Lars Petersen on Mariett and Mikala Gundersen on My Lady. Images © 2014 Ken Braddick/

April 13, 2014


All jumper riders qualifying in the United States leagues–including an Egyptian and a Russian–will be paid the same big slice of their expenses to compete in the Final in Lyon, France this week as the 11 American combinations.

Payment of about $15,000 (€10,800) to each of the U.S. East and West Coast League qualifiers contrasts with North American dressage where two Danish riders long based in Florida finished first and second in the geographic group of Canada, Mexico and the United States.

They will be paid expenses of just a few hundred euros/dollars in a determination by the International Equestrian Federation (FEI) which said it was acquiesced to by the Danish federation that they should be treated as if living in Denmark.

The latest disclosure of disparities between European and non-European dressage finalists and the treatment of dressage compared with jumpers was, sources told Sunday, expected to lead to a review soon by the FEI Dressage Committee. Other aspects of the annual global championship are also to be examined.

The dressage event–the Final this year is the 29th–reflects its roots as evolving from the European winter indoor circuit. It comprises four leagues: Western Europe, Central Europe, Pacific and North America with four different sets of rules. The rules do not reflect increasing transcontinental movement of competition horses as a result of global growth of equestrian sports.

Differences in payment of expenses between competitors in Europe and North America has long been a sore point.

European combinations–typically 12 to 14 of the 18 horses and riders in the dressage Final–receive full reimbursement of expenses when it is held in the United States, as it has been three times this century and will be again in 2015.

North American citizens–allocated two places in the Final–receive €1,200 (US$1,650) for rider transporation and €9,000 (US$12,390) for horse tranportation–about half out-of-pocket costs.

This year, Lars Petersen on Mariett and Mikala Münter Gundersen on My Lady, two Danish riders who have each lived in Florida more than a decade and both on American-owned horses, placed first and second in the North American League. U.S. combinations Tina Konyot on Calecto V and Cesar Parra on Van the Man placed third and fourth and were awarded the two league spots.

The placing by the “extra” riders confronted the FEI–which owns the rights to the World Cup Finals–with what it described as an “unprecedented” situation.

The rules actually specify for dressage that reimursement for “extra athletes” is “depending on the league of the rider.”

Both Lars and Mikala had declared themselves for the North American League.

The FEI said, however, it consulted with the Danish federation and the event’s organizing committee and opted to reimburse the pair as Danish citizens living in Denmark.

The reimbursement–€0.60 US$0.83) per mile up to a maximum of €800 (US$1,100) for the rider and another €0.60 (US$0.83) up to a maximum of €300 (US$413) for the horse.

The costs of competing in the World Cup Final will eat up most of the prize money won at the Global Dressage Festival by the two Danish combinations–$47,920 (€34,780) for Lars at the top of the money list and $42,080 (€30,540) for Mikala.

The jumpers, however, foresaw such a situation.

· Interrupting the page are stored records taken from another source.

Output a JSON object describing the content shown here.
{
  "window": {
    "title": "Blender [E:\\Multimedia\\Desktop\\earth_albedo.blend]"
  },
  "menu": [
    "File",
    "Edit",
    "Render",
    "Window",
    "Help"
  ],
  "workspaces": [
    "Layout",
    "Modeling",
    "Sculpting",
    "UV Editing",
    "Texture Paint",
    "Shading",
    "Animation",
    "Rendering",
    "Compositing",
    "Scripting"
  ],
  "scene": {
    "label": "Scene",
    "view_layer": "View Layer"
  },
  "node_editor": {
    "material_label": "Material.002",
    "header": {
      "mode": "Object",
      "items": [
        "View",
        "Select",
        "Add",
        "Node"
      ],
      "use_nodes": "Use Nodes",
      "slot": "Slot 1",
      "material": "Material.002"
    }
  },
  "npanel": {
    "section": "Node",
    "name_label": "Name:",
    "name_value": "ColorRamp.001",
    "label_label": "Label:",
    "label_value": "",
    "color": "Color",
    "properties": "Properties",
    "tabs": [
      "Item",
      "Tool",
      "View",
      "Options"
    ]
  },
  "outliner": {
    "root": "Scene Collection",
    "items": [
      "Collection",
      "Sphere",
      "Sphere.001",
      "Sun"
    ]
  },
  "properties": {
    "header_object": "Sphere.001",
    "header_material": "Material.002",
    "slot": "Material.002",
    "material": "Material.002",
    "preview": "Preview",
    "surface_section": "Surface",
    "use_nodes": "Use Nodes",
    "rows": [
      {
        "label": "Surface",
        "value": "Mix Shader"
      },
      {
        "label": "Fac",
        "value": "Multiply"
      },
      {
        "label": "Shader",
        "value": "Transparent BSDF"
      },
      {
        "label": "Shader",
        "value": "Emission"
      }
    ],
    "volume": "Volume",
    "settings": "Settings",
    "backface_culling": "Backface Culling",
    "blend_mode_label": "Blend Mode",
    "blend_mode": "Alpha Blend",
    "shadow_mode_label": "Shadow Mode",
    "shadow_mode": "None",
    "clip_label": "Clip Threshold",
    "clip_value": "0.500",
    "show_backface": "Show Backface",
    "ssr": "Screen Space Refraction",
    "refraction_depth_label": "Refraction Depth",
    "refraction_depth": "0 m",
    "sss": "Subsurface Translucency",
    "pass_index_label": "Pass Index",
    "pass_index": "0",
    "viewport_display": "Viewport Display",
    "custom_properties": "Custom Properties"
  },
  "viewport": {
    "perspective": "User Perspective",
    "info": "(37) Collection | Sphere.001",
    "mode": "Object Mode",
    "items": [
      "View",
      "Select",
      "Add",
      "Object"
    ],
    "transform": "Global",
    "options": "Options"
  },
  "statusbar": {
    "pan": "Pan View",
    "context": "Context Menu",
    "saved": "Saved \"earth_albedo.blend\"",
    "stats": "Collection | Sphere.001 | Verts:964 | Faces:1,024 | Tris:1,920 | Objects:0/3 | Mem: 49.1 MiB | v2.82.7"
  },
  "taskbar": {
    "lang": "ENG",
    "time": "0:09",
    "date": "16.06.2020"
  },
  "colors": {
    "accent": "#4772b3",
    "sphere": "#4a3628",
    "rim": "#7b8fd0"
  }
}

A large number of riders from around the world compete at America’s two major winter circuits of Wellington, Florida and Thermal, California with several World Cup qualifying competitions.

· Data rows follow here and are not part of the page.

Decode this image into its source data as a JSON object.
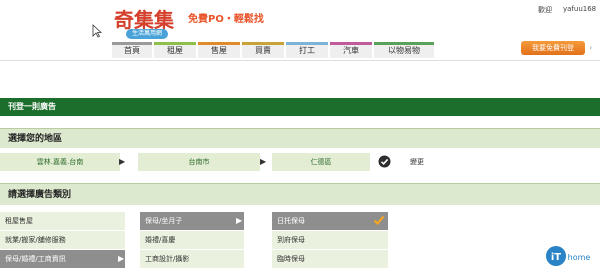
{
  "header": {
    "logo_text": "奇集集",
    "logo_badge": "生活萬用網",
    "slogan": "免費PO・輕鬆找",
    "welcome": "歡迎",
    "username": "yafuu168",
    "free_post": "我要免費刊登"
  },
  "nav": {
    "tabs": [
      {
        "label": "首頁",
        "color": "#9a9a9a"
      },
      {
        "label": "租屋",
        "color": "#8fbf4a"
      },
      {
        "label": "售屋",
        "color": "#e08a2c"
      },
      {
        "label": "買賣",
        "color": "#c9a23a"
      },
      {
        "label": "打工",
        "color": "#7bb3d9"
      },
      {
        "label": "汽車",
        "color": "#c05a9a"
      },
      {
        "label": "以物易物",
        "color": "#5aa05a"
      }
    ]
  },
  "sections": {
    "post_title": "刊登一則廣告",
    "region_title": "選擇您的地區",
    "category_title": "請選擇廣告類別"
  },
  "region": {
    "area": "雲林.嘉義.台南",
    "city": "台南市",
    "district": "仁德區",
    "change": "變更"
  },
  "categories": {
    "col1": [
      "租屋售屋",
      "就業/搬家/舖修服務",
      "保母/婚禮/工商資訊"
    ],
    "col2": [
      "保母/坐月子",
      "婚禮/喜慶",
      "工商設計/攝影"
    ],
    "col3": [
      "日托保母",
      "到府保母",
      "臨時保母"
    ]
  },
  "brand": {
    "ithome_logo": "iThome"
  }
}
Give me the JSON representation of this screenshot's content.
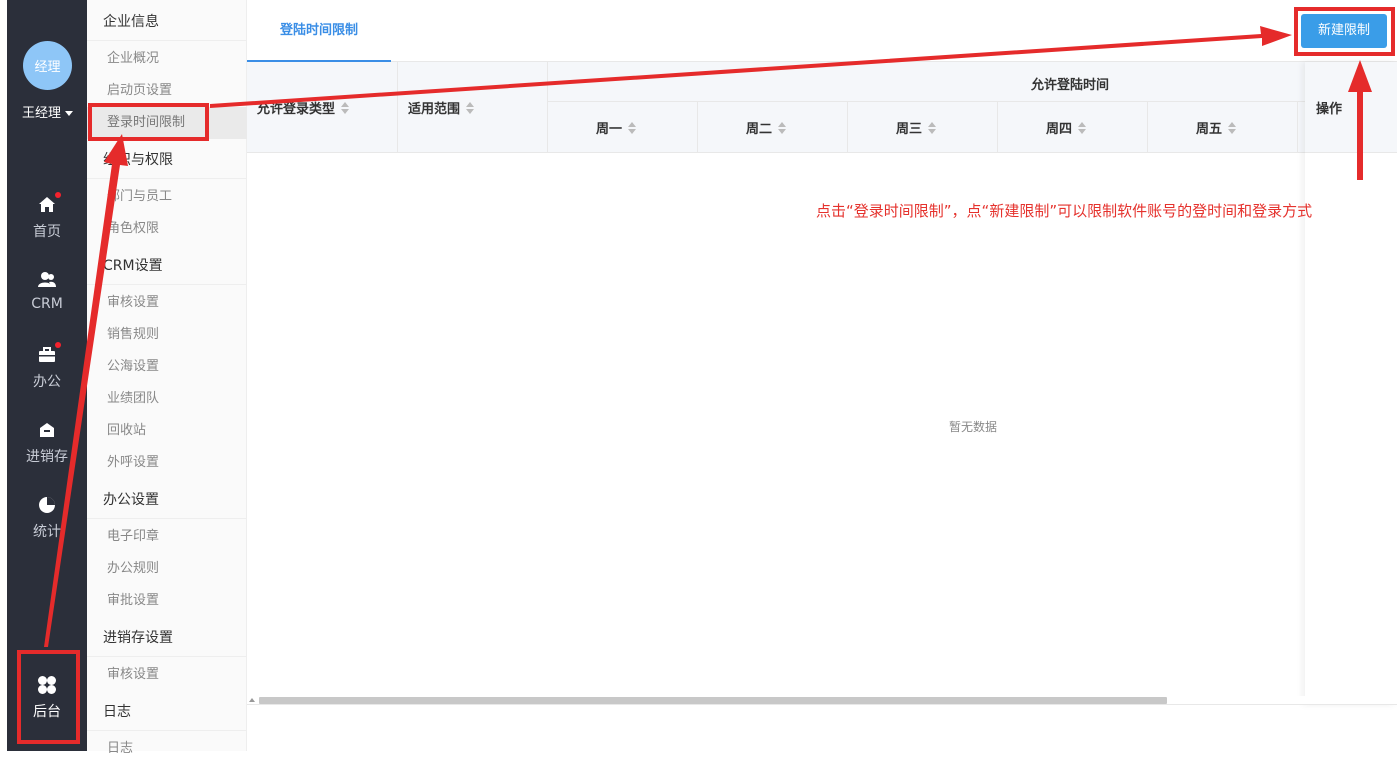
{
  "colors": {
    "accent": "#3a8ee6",
    "button_bg": "#3a9de8",
    "annotation_red": "#e52b2b",
    "rail_bg": "#2b2f3a"
  },
  "rail": {
    "avatar_text": "经理",
    "username": "王经理",
    "items": [
      {
        "label": "首页",
        "icon": "home-icon"
      },
      {
        "label": "CRM",
        "icon": "users-icon"
      },
      {
        "label": "办公",
        "icon": "briefcase-icon"
      },
      {
        "label": "进销存",
        "icon": "store-icon"
      },
      {
        "label": "统计",
        "icon": "pie-chart-icon"
      },
      {
        "label": "后台",
        "icon": "grid-icon"
      }
    ]
  },
  "submenu": {
    "groups": [
      {
        "title": "企业信息",
        "items": [
          "企业概况",
          "启动页设置",
          "登录时间限制"
        ]
      },
      {
        "title": "组织与权限",
        "items": [
          "部门与员工",
          "角色权限"
        ]
      },
      {
        "title": "CRM设置",
        "items": [
          "审核设置",
          "销售规则",
          "公海设置",
          "业绩团队",
          "回收站",
          "外呼设置"
        ]
      },
      {
        "title": "办公设置",
        "items": [
          "电子印章",
          "办公规则",
          "审批设置"
        ]
      },
      {
        "title": "进销存设置",
        "items": [
          "审核设置"
        ]
      },
      {
        "title": "日志",
        "items": [
          "日志"
        ]
      }
    ]
  },
  "main": {
    "tab": "登陆时间限制",
    "new_button": "新建限制",
    "columns": {
      "login_type": "允许登录类型",
      "scope": "适用范围",
      "allowed_time": "允许登陆时间",
      "days": [
        "周一",
        "周二",
        "周三",
        "周四",
        "周五"
      ],
      "ops": "操作"
    },
    "empty_text": "暂无数据"
  },
  "annotation": {
    "text": "点击“登录时间限制”，点“新建限制”可以限制软件账号的登时间和登录方式"
  }
}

The rules provide the same treatment in the two U.S. leagues for the so-called “extra athlete”–the Egyptian and Russian combinations this yaer–as citizens of Canada, Mexico and the United States “according to contract.”

The FEI said of the arrangement, “The financial details for the US Leagues are a separate contract between the relevant National Federations and the Organizing Committee of the Final. There is no set rate from one Final to the next as the cost of transportation fluctuates.”

The Organizing Committee for Lyon said, “For show jumping, the extra-athletes are considered and reimbursed as the other athletes of the League where they qualified. These are the rules of the FEI Jumping/World Cup committee.”